        <li id="gfg1">
            <a href="#"></a>
        </li>
        <li id="gfg2">
            <a href="#"></a>
        </li>
        <li id="gfg3">
            <a href="#"></a>
        </li>
    </ul>
</body>
</html>


Output:

Benefits of CSS Sprites

  • Reduces the number of HTTP requests: The main reason to use CSS sprites is to cut back on HTTP requests, by bundling out the images into one file the number of HTTP requests gets reduced without affecting the actual amount of data transmitted.
  • Reduces overall image size:  As every kb matters, combining all of your reusable assets into one file will be smaller than if you sliced them individually.
  • Independent of JavaScript: Hence less code to maintain, easier cross-browser testing, can be coded inline via style attributes, and no DOM hacking.
  • Reduces loading Time:  web page with many images can take a long time to load and generates multiple server requests which can be avoided using Sprites.
  • Flexibility: It is flexible over the website’s layout and design.

Demerits of CSS Sprite:

  • Higher development time: For slicing, combining, and programming background positions in the CSS.
  • More maintenance time: Whenever any modification is needed, the full sprite has been re-generated carefully
  • Less SEO friendly: Images sometimes are better be placed in the HTML than being in the background. HTML images can contain their Titles and Alternative texts which are more beneficial to SEO, while CSS backgrounds cannot do it effectively.
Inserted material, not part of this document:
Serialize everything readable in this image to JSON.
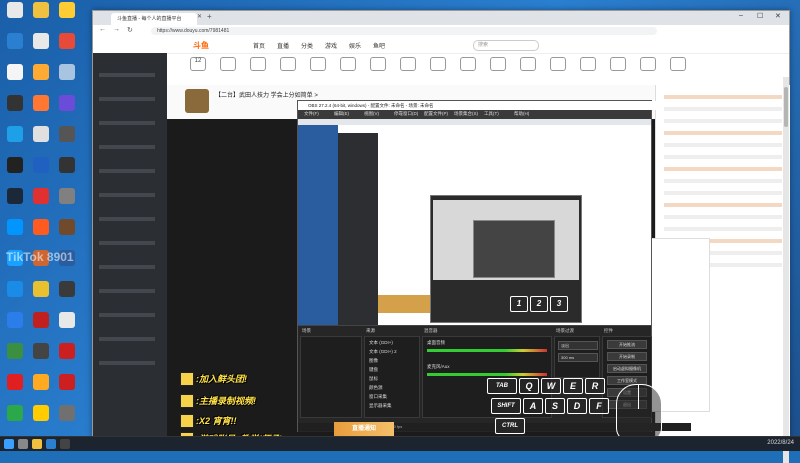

My Personal Notes arrow_drop_up
Recommended Articles
Page :

Start Your Coding Journey Now!